Community managers are quick to jump on a trending hashtag, often without knowing the meaning of the hashtag. In other cases, well-meaning brands create hashtags intended to spark positive engagements with followers, only to have the hashtags used against them. Both are examples of hashtag hijacks, and they can be disastrous for brands. Here are three of the most embarrassing hashtag hijacks of 2014.

 

#WhyIStayed

#WhyIStayed Tweet
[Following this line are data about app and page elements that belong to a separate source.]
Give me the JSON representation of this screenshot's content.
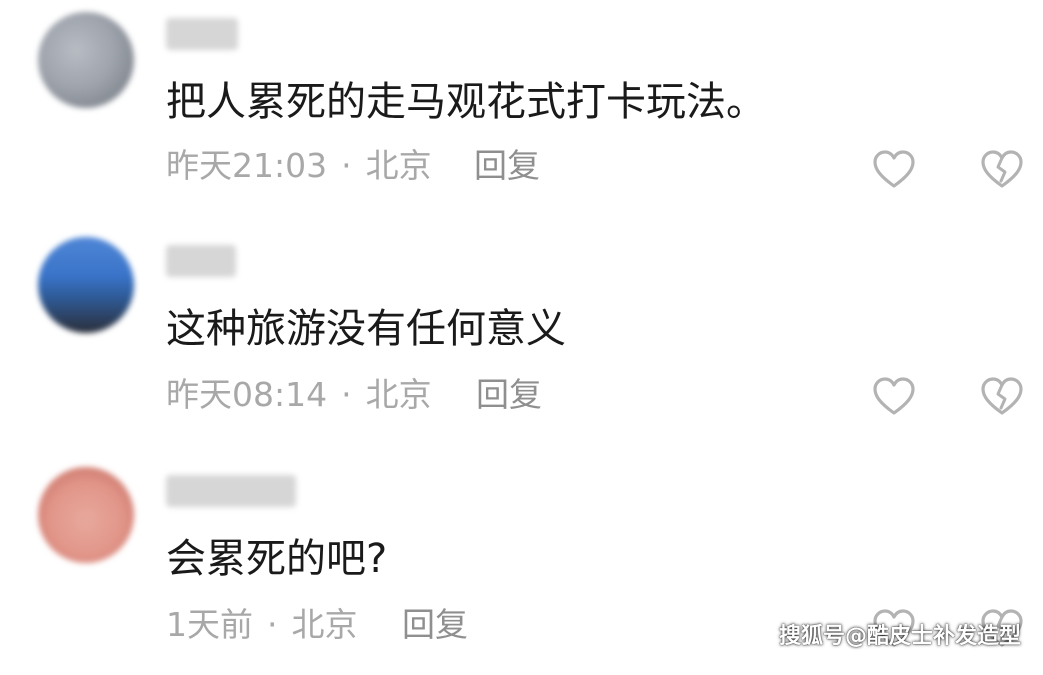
{
  "comments": [
    {
      "text": "把人累死的走马观花式打卡玩法。",
      "time": "昨天21:03",
      "separator": "·",
      "location": "北京",
      "reply_label": "回复",
      "avatar_colors": [
        "#9fa4ad",
        "#6e747c"
      ],
      "like_icon": "heart-outline-icon",
      "dislike_icon": "broken-heart-icon"
    },
    {
      "text": "这种旅游没有任何意义",
      "time": "昨天08:14",
      "separator": "·",
      "location": "北京",
      "reply_label": "回复",
      "avatar_colors": [
        "#3a74c9",
        "#2b2f3a"
      ],
      "like_icon": "heart-outline-icon",
      "dislike_icon": "broken-heart-icon"
    },
    {
      "text": "会累死的吧?",
      "time": "1天前",
      "separator": "·",
      "location": "北京",
      "reply_label": "回复",
      "avatar_colors": [
        "#e2968a",
        "#c0665a"
      ],
      "like_icon": "heart-outline-icon",
      "dislike_icon": "broken-heart-icon"
    }
  ],
  "watermark": "搜狐号@酷皮士补发造型",
  "colors": {
    "text": "#1a1a1a",
    "meta": "#a8a8a8",
    "icon": "#b3b3b3"
  }
}
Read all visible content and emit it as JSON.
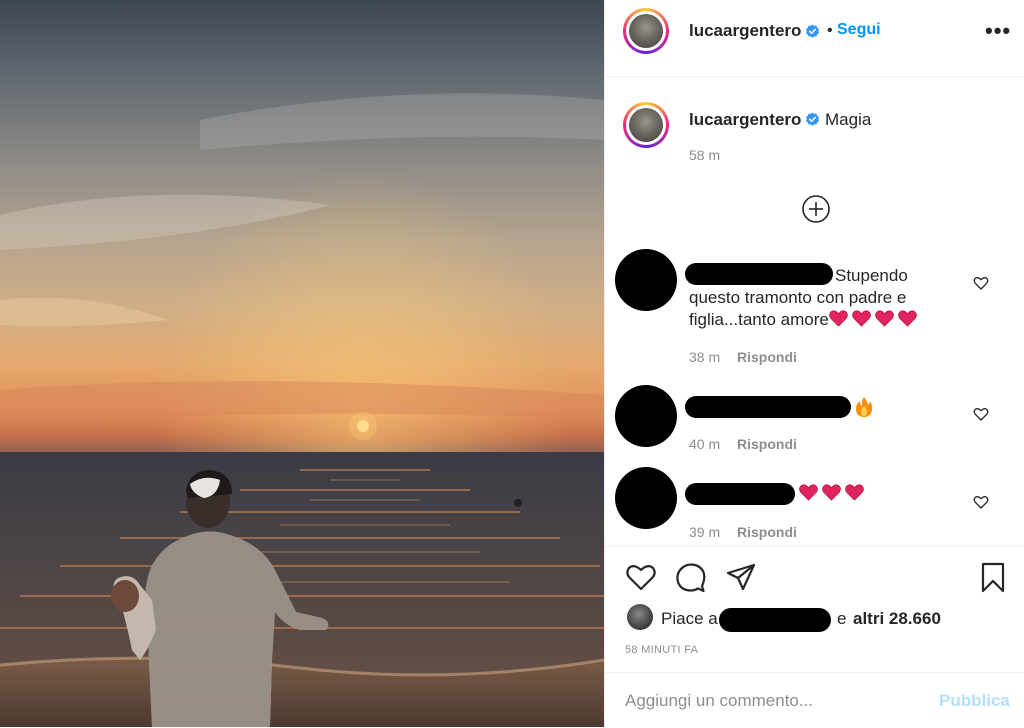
{
  "post": {
    "image_alt": "Silhouette of a father holding a baby on the beach at sunset",
    "author": {
      "username": "lucaargentero",
      "verified": true,
      "follow_label": "Segui",
      "separator": "•",
      "more_label": "•••"
    },
    "caption": {
      "username": "lucaargentero",
      "text": "Magia",
      "time": "58 m"
    },
    "load_more_icon": "plus-circle-icon",
    "comments": [
      {
        "text_line1": "Stupendo",
        "text_line2": "questo tramonto con padre e",
        "text_line3": "figlia...tanto amore",
        "emoji": [
          "red-heart",
          "red-heart",
          "red-heart",
          "red-heart"
        ],
        "time": "38 m",
        "reply_label": "Rispondi"
      },
      {
        "emoji": [
          "fire"
        ],
        "time": "40 m",
        "reply_label": "Rispondi"
      },
      {
        "emoji": [
          "red-heart",
          "red-heart",
          "red-heart"
        ],
        "time": "39 m",
        "reply_label": "Rispondi"
      }
    ],
    "actions": [
      "heart-icon",
      "comment-icon",
      "share-icon",
      "bookmark-icon"
    ],
    "likes": {
      "prefix": "Piace a",
      "suffix_plain": "e",
      "suffix_bold": "altri 28.660"
    },
    "posted_ago": "58 MINUTI FA",
    "comment_box": {
      "placeholder": "Aggiungi un commento...",
      "publish_label": "Pubblica"
    }
  },
  "colors": {
    "link_blue": "#0095f6",
    "publish_disabled": "#b2dffc",
    "muted_text": "#8e8e8e",
    "heart_red": "#e0245e"
  }
}
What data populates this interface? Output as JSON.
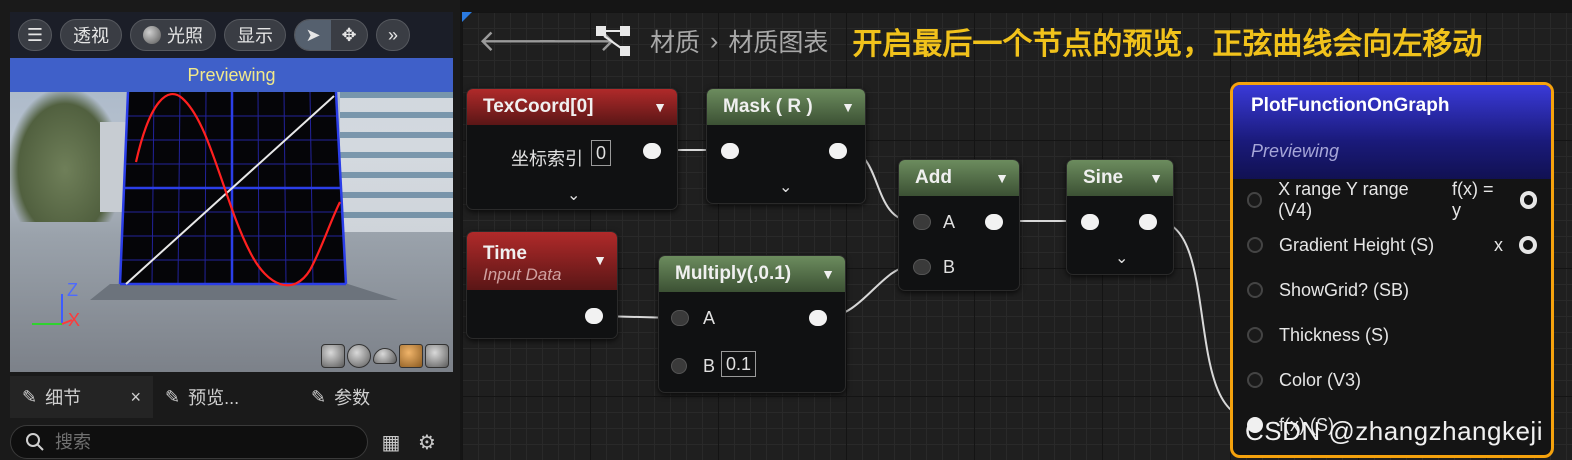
{
  "viewport": {
    "toolbar": {
      "perspective_label": "透视",
      "lighting_label": "光照",
      "show_label": "显示"
    },
    "banner": "Previewing",
    "axis_z": "Z",
    "axis_x": "X"
  },
  "panel_tabs": [
    {
      "label": "细节",
      "close": "×"
    },
    {
      "label": "预览..."
    },
    {
      "label": "参数"
    }
  ],
  "search": {
    "placeholder": "搜索"
  },
  "graph": {
    "breadcrumb": [
      "材质",
      "材质图表"
    ],
    "separator": "›",
    "annotation": "开启最后一个节点的预览，正弦曲线会向左移动"
  },
  "nodes": {
    "texcoord": {
      "title": "TexCoord[0]",
      "field_label": "坐标索引",
      "field_value": "0"
    },
    "mask": {
      "title": "Mask ( R )"
    },
    "time": {
      "title": "Time",
      "subtitle": "Input Data"
    },
    "multiply": {
      "title": "Multiply(,0.1)",
      "pin_a": "A",
      "pin_b": "B",
      "b_value": "0.1"
    },
    "add": {
      "title": "Add",
      "pin_a": "A",
      "pin_b": "B"
    },
    "sine": {
      "title": "Sine"
    },
    "plot": {
      "title": "PlotFunctionOnGraph",
      "subtitle": "Previewing",
      "inputs": [
        "X range Y range (V4)",
        "Gradient Height (S)",
        "ShowGrid? (SB)",
        "Thickness (S)",
        "Color (V3)",
        "f(x) (S)"
      ],
      "outputs": [
        "f(x) = y",
        "x"
      ]
    }
  },
  "watermark": "CSDN @zhangzhangkeji",
  "colors": {
    "accent_orange": "#f5a20d",
    "annotation_yellow": "#f1c21b",
    "banner_blue": "#3f60c9",
    "header_red": "#b02a2a",
    "header_green": "#6c8c5e"
  }
}
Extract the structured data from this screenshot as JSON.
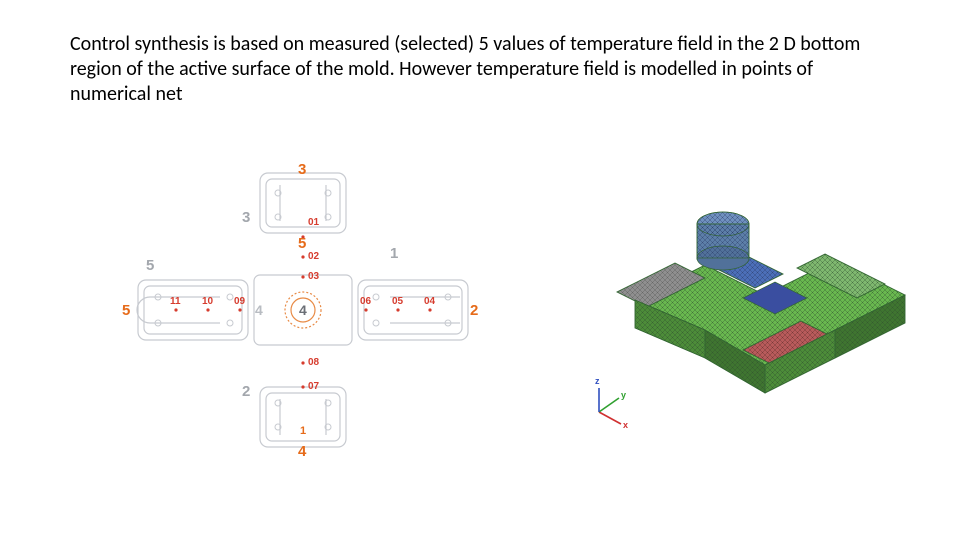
{
  "paragraph": "Control synthesis is based on measured (selected) 5 values of temperature field in the 2 D bottom region of the active surface of the mold. However temperature field is modelled in points of numerical net",
  "left_diagram": {
    "branch_numbers_gray": {
      "top": "3",
      "left": "5",
      "right": "1",
      "bottom": "2"
    },
    "branch_numbers_orange": {
      "top": "3",
      "left": "5",
      "right": "2",
      "bottom": "4",
      "mid": "5"
    },
    "center_number": "4",
    "horizontal_points_left": [
      "11",
      "10",
      "09"
    ],
    "horizontal_points_right": [
      "06",
      "05",
      "04"
    ],
    "vertical_points": {
      "above": [
        "01",
        "02",
        "03"
      ],
      "below": [
        "08",
        "07"
      ]
    },
    "left_end_label": "1"
  },
  "right_diagram": {
    "axes": {
      "x": "x",
      "y": "y",
      "z": "z"
    },
    "colors": {
      "top_arm": "#4c6fb8",
      "bottom_arm": "#b85b5b",
      "left_arm": "#8f8f8f",
      "right_arm": "#7fb86f",
      "base": "#69b84f",
      "cylinder": "#5c7fa8",
      "center_patch": "#3a4ea0"
    }
  }
}
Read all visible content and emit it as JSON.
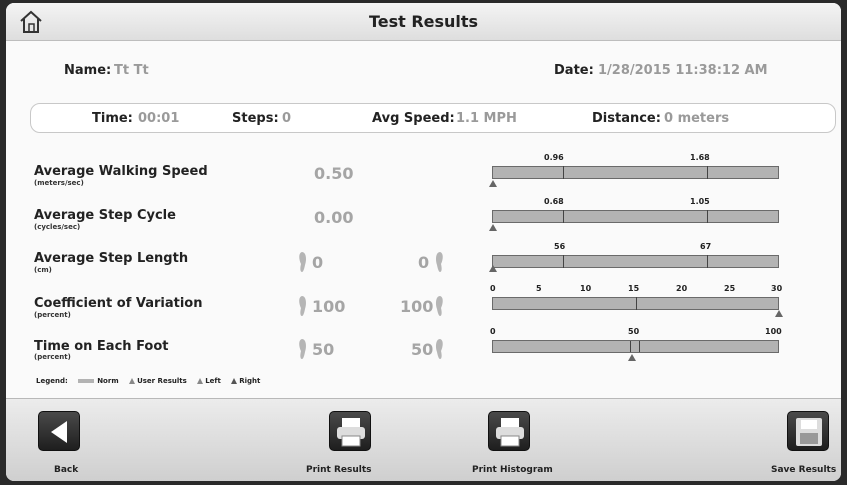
{
  "header": {
    "title": "Test Results",
    "home_icon": "home-icon"
  },
  "patient": {
    "name_label": "Name:",
    "name_value": "Tt Tt",
    "date_label": "Date:",
    "date_value": "1/28/2015 11:38:12 AM"
  },
  "summary": {
    "time_label": "Time:",
    "time_value": "00:01",
    "steps_label": "Steps:",
    "steps_value": "0",
    "speed_label": "Avg Speed:",
    "speed_value": "1.1 MPH",
    "distance_label": "Distance:",
    "distance_value": "0 meters"
  },
  "metrics": [
    {
      "name": "Average Walking Speed",
      "unit": "(meters/sec)",
      "value": "0.50",
      "norm_low": "0.96",
      "norm_high": "1.68"
    },
    {
      "name": "Average Step Cycle",
      "unit": "(cycles/sec)",
      "value": "0.00",
      "norm_low": "0.68",
      "norm_high": "1.05"
    },
    {
      "name": "Average Step Length",
      "unit": "(cm)",
      "left_value": "0",
      "right_value": "0",
      "norm_low": "56",
      "norm_high": "67"
    },
    {
      "name": "Coefficient of Variation",
      "unit": "(percent)",
      "left_value": "100",
      "right_value": "100",
      "scale": [
        "0",
        "5",
        "10",
        "15",
        "20",
        "25",
        "30"
      ],
      "norm_range": [
        0,
        15
      ]
    },
    {
      "name": "Time on Each Foot",
      "unit": "(percent)",
      "left_value": "50",
      "right_value": "50",
      "scale_low": "0",
      "scale_mid": "50",
      "scale_high": "100",
      "norm_range": [
        48,
        52
      ]
    }
  ],
  "legend": {
    "title": "Legend:",
    "norm": "Norm",
    "user": "User Results",
    "left": "Left",
    "right": "Right"
  },
  "buttons": {
    "back": "Back",
    "print_results": "Print Results",
    "print_histogram": "Print Histogram",
    "save_results": "Save Results"
  },
  "colors": {
    "norm_bar": "#b3b3b3",
    "value_text": "#9a9a9a",
    "button_dark": "#2a2a2a"
  }
}
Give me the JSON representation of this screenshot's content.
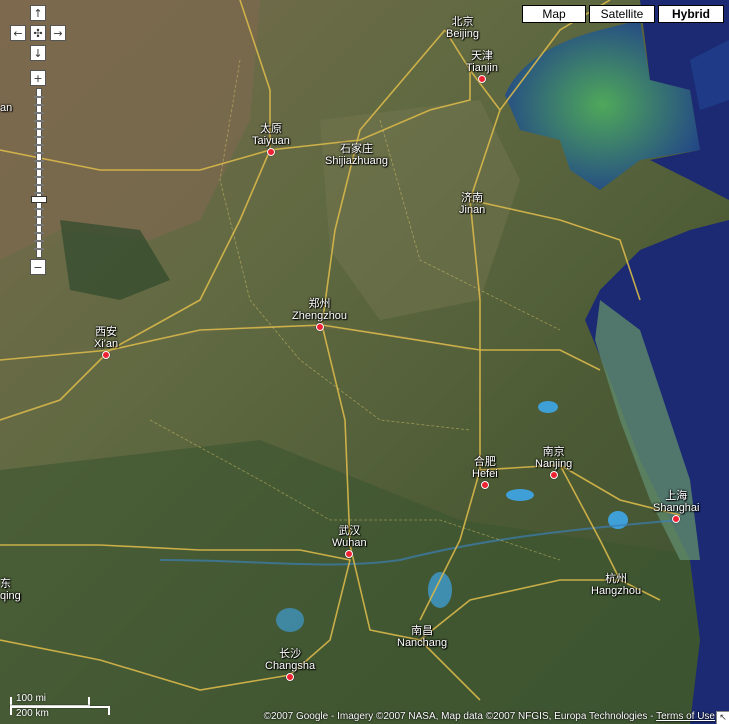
{
  "map_types": [
    {
      "label": "Map",
      "active": false
    },
    {
      "label": "Satellite",
      "active": false
    },
    {
      "label": "Hybrid",
      "active": true
    }
  ],
  "controls": {
    "pan_up": "↑",
    "pan_left": "←",
    "pan_center": "✣",
    "pan_right": "→",
    "pan_down": "↓",
    "zoom_in": "+",
    "zoom_out": "−"
  },
  "cities": [
    {
      "zh": "北京",
      "en": "Beijing"
    },
    {
      "zh": "天津",
      "en": "Tianjin"
    },
    {
      "zh": "太原",
      "en": "Taiyuan"
    },
    {
      "zh": "石家庄",
      "en": "Shijiazhuang"
    },
    {
      "zh": "济南",
      "en": "Jinan"
    },
    {
      "zh": "郑州",
      "en": "Zhengzhou"
    },
    {
      "zh": "西安",
      "en": "Xi'an"
    },
    {
      "zh": "南京",
      "en": "Nanjing"
    },
    {
      "zh": "合肥",
      "en": "Hefei"
    },
    {
      "zh": "上海",
      "en": "Shanghai"
    },
    {
      "zh": "武汉",
      "en": "Wuhan"
    },
    {
      "zh": "杭州",
      "en": "Hangzhou"
    },
    {
      "zh": "南昌",
      "en": "Nanchang"
    },
    {
      "zh": "长沙",
      "en": "Changsha"
    }
  ],
  "edge_labels": {
    "left_top": "an",
    "left_mid_zh": "东",
    "left_mid_en": "qing"
  },
  "scale": {
    "miles": "100 mi",
    "km": "200 km"
  },
  "copyright": "©2007 Google - Imagery ©2007 NASA, Map data ©2007 NFGIS, Europa Technologies - ",
  "terms": "Terms of Use",
  "colors": {
    "sea": "#1a2a6e",
    "land": "#5d6640",
    "road": "#d9b84a",
    "city_dot": "#e23344"
  }
}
(Twitter.com/DiGiornoPizza)

 

Created in response to the Ray Rice elevator video, #WhyIStayed was one of the top hashtags on Twitter in the days following the video’s release. Thousands of female Twitter users responded to #WhyIStayed to explain why they stayed in abusive relationships. In a costly mistake, DiGiorno hijacked the hashtag.

 

DiGiorno quickly apologized for the mistake, explaining that they hijacked the hashtag without knowing its meaning. Takeaway? If you’re going to hijack a hashtag without knowing what it means (don’t do that), apologize immediately. You should also delete the tweet, but as you can see from the screenshot, deleting a tweet won’t stop it from going viral.

 

#myNYPD

#myNYPD Tweet

(Twitter)

In what could only end in disaster, the NYPD invited the public to share photos of themselves with NYPD officers, along with the #myNYPD hashtag. Predictably, the public hijacked the hashtag and responded with angry comments about police brutality. Some Twitter users even uploaded photos of police brutality. The NYPD didn’t need to apologize for this tweet, but inviting such a PR disaster calls the department’s social media intelligence into question.

 

 

 

 

#BendGate

LG #Bendgate Tweet

(Twitter)

Apple competitors smelled blood in the water when a handful of consumers alleged that the new iPhone 6 bent in their pockets. News about #BendGate spread fast, and smartphone maker LG decided to have a little fun with Apple on Twitter. Unfortunately, LG tweeted the hashtag from an iPhone. This epic oops is a reminder that when sending messages to the public, you must carefully choose the right person and platform to deliver your message. In LG’s case, it made the wrong choice in both categories.

 

Do you know of another hashtag hijack that hurt a brand in 2014? Leave us a comment or tweet me @nataliepetitto